Amazon wildfires: Brazil's president to send army in to tackle wildfires

Brazil's president has signed an order deploying the military to help protect the Amazon from wildfires, a state governor in the country has said.

President Jair Bolsonaro had earlier suggested troops could be sent in to battle the fires in the face of a global outcry.

Antonio Denarium, the governor of the state of Roraima, has said the move will go ahead.

Mr Bolsonaro's office also said he will reveal firefighting plans for the Amazon on Friday and they are already being implemented.

France and Ireland threatened to block a free trade deal between the EU and a South American trading bloc earlier unless Mr Bolsonaro took action, while the British prime minister has said he will "call for a renewed focus on protecting nature" at a G7 summit.

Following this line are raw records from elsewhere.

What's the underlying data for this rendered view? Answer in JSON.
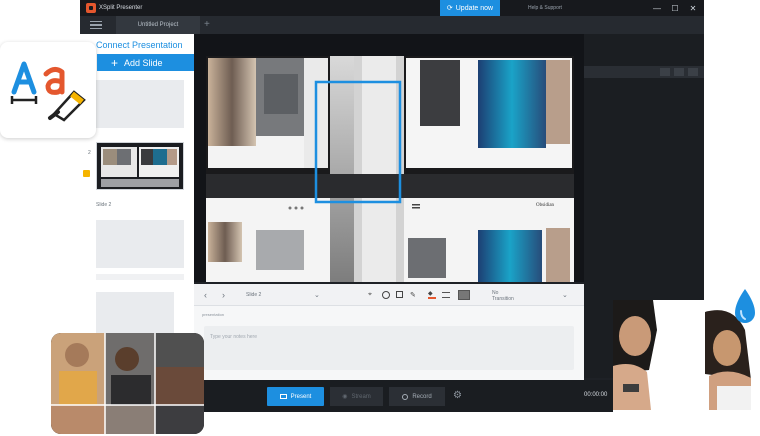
{
  "app": {
    "title": "XSplit Presenter",
    "update_label": "Update now",
    "help_label": "Help & Support",
    "doc_tab": "Untitled Project",
    "win_min": "—",
    "win_max": "☐",
    "win_close": "✕"
  },
  "sidebar": {
    "connect_label": "Connect Presentation",
    "add_slide_label": "Add Slide",
    "slide_number": "2",
    "slide_label": "Slide 2"
  },
  "slide_canvas": {
    "caption": "Obsidian"
  },
  "toolbar": {
    "slide_name": "Slide 2",
    "transition_label": "No\nTransition"
  },
  "notes": {
    "header": "presentation",
    "placeholder": "Type your notes here"
  },
  "bottom": {
    "present_label": "Present",
    "stream_label": "Stream",
    "record_label": "Record",
    "timer": "00:00:00"
  },
  "colors": {
    "accent": "#1d8fe0",
    "app_bg": "#1e2126",
    "titlebar_bg": "#17191d",
    "selection_border": "#1d8fe0"
  },
  "icons": [
    "hamburger-icon",
    "plus-icon",
    "refresh-icon",
    "chevron-left-icon",
    "chevron-right-icon",
    "chevron-down-icon",
    "lasso-icon",
    "circle-icon",
    "square-icon",
    "pen-icon",
    "fill-icon",
    "lines-icon",
    "image-icon",
    "gear-icon",
    "present-icon",
    "stream-icon",
    "record-icon",
    "font-icon",
    "water-drop-icon"
  ]
}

As tensions escalated over the crisis on Friday, France accused Mr Bolsonaro of failing to respect his "commitments on the climate".

The Elysee Palace claimed in a statement that the Brazilian president had lied to France's President Emmanuel Macron over the issue.

Boris Johnson was backing Mr Macron's push for the situation to be on the agenda when G7 leaders meet in Biarritz, France, on Saturday.

Downing Street said Mr Johnson was "deeply concerned by the increase in fires in the Amazon rainforest and the impact of the tragic loss of these precious habitats".

Mr Macron has called the wildfires an international crisis and tweeted: "Our house is burning. Literally. The Amazon rainforest - the lungs which produces 20% of our planet's oxygen - is on fire."

France added that it now opposed an EU trade deal "in its current state" with the Mercosur bloc of South American nations that includes Brazil, Argentina, Paraguay and Uruguay.

Mr Bolsonaro said later on Friday that Brazil has concluded a trade deal with EFTA, the European free trade group formed by Switzerland, Norway, Iceland and Liechtenstein.

German Chancellor Angela Merkel said the wildfires were "shocking and threatening".

The number of forest fires in Brazil since January - more than 74,000 - has increased by 83% compared with the same period last year, with smoke that is visible from 400 miles up in space.

World leaders are increasingly worried about the situation, as the Amazon - described as the world's lungs - is a vital absorber of carbon dioxide from the atmosphere.

:: Listen to the Daily podcast on Apple Podcasts , Google Podcasts , Spotify , Spreaker

Just eight months into his presidency, Mr Bolsonaro has made it clear he wants to open the Amazon up to the demands of mining, agricultural and logging companies.

Labour leader Jeremy Corbyn said Mr Bolsonaro had "allowed and indeed encouraged these fires to take place".

Irish Prime Minister Leo Varadakar said: "There is no way that Ireland will vote for the EU-Mercosur free trade agreement if Brazil does not honour its environmental commitments."

Finnish prime minister Antti Rinne also expressed concern, saying he is "truly worried about the attitude Brazil seems to have adopted right now regarding" fires in the Amazon.

The Brazilian leader has hit back at his critics and accused Mr Macron on Twitter of using a "sensationalist tone" that "does nothing to solve the problem".

He later suggested the military might help to tackle the rainforest fires but did not say when.

Brazilian army general Edson Leal Pujol has said the military is "ready" to defend the Amazon rainforest from wildfires.

Mr Bolsonaro has previously described rainforest protections as an obstacle to economic development, sparring with critics who note the Amazon produces vast amounts of oxygen for the planet.

The Brazilian leader said he wants to convert land for cattle pastures and soybean farms.

He said other countries' concerns over the widespread blazes revealed a "colonialist mindset".

Neighbouring Bolivia and Paraguay have also struggled to contain fires that swept through woods and fields and, in many cases, got out of control in high winds after being set by residents clearing land for farming.

Demonstrations have taken place across Europe with action taking place in London, Paris, Barcelona, Amsterdam and Turin.

Protesters have also been seen out in Mumbai in India and Miami in the US.

Celebrities including Madonna, the footballer Cristiano Ronaldo and the Formula 1 champion Lewis Hamilton have tweeted their concerns about the fires raging in the Amazon.

The possibility of economic repercussions for Brazil and and its South American neighbours suggests the Amazon is becoming a battleground between Mr Bolsonaro and Western governments.